And what exactly is that role?
The deacon is considered to be a herald in the Divine Liturgy, as St. John Chrysostomos mentioned, 2 one who cries out and exhorts the people to pray for specific things. One of the most common responses in the Coptic rite, “Stand up to pray,” reminds us of this unique function of the deacon. He is the one who commands us to stand up, face the East, attend, worship with fear and reverence, and generally, to pray. So important is his role liturgically that he begins for us the proclamation of the Symbol of Faith, the Creed, when he commands us, “In wisdom of God, let us attend. Lord have mercy, Lord have mercy. Truly…” His last word, “Truly,” is the first word of the Creed that we begin to proclaim.
When it comes to the Litanies, the subject of this meditation, the deacon has the privilege and duty to exhort people to pray for the things the priest has mentioned and oftentimes even more than the priest mentioned. It is part of the beautiful drama of the Divine Liturgy in which the priest makes his request to God, the deacon commands the people to share in that request, and the people proclaim ‘Lord have mercy’ while praying for that request. Metropolitan John (Zizioulas) of Pergamon described the Divine Liturgy as a drama in which “everyone and everything is an image of something.” 3 Later, he writes that “the deacons represent the angels who, as ‘ministering spirits sent forth to serve’ (Heb. 1:14), move between the people and the clergy.”
When we skip the deacons’ responses, we break this beautiful drama as it was handed down and erode the role of the deacon in the Church generally.
The erosion of the deacons’ role may very well happen one day. In some historical periods, the diaconate was strong and inextricably intertwined with the life of the Church, but in other periods, the diaconate was viewed as generally unnecessary to the service of the Divine Liturgy. 4
As I see it, however, if we accept the necessity of deacons serving in the Holy Altar today (and we certainly do in the modern Coptic Orthodox Church in which it is inconceivable for a priest to serve at the Holy Altar alone), then we should allow them to pray their responses.
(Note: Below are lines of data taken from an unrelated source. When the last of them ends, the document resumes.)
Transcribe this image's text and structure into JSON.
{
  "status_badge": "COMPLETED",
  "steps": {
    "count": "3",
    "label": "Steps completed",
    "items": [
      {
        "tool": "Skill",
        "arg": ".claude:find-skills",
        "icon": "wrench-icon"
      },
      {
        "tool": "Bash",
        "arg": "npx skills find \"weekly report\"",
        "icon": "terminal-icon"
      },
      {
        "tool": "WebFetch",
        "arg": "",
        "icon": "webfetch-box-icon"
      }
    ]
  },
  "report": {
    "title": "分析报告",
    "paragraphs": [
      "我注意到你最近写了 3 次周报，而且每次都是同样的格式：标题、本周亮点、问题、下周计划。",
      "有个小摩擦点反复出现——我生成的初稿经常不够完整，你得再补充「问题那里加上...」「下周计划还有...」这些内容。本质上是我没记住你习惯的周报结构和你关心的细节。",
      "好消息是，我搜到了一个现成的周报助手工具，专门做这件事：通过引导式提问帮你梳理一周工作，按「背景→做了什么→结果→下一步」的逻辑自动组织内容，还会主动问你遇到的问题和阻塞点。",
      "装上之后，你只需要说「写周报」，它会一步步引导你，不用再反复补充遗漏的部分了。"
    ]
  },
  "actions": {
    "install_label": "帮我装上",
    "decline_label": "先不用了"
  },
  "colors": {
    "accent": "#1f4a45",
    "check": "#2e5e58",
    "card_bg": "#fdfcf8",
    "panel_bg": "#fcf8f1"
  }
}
We should allow whoever is in the Holy Altar to fulfill their role in the beautiful drama of the Divine Liturgy in which everyone, including deacons, have a heavenly image to reflect.
We should let the deacons respond.
- Ibn Al ‘Assal identified the doorkeepers as the seventh order whereas the Liturgy of St. Mark identifies the laity as the seventh order. ↩
- S. Salaville and G., Le role du diacre dans la Liturgie Orientale (Paris-Athens, 1962, ‘Archives de l’Orient Chretien,’ 3), pp. 34-43. ↩
- Zizioulas, J. D. The Eucharistic Communion and the World. (London; New York: T&T Clark. 2011), 93 ↩
- For a basic introduction to these periods, see Fr. Georges Florovsky’s article, “The Problem of the Diaconate in the Orthodox Church,” in the collection of essays, Called to Serve, by William C. Mills.” ↩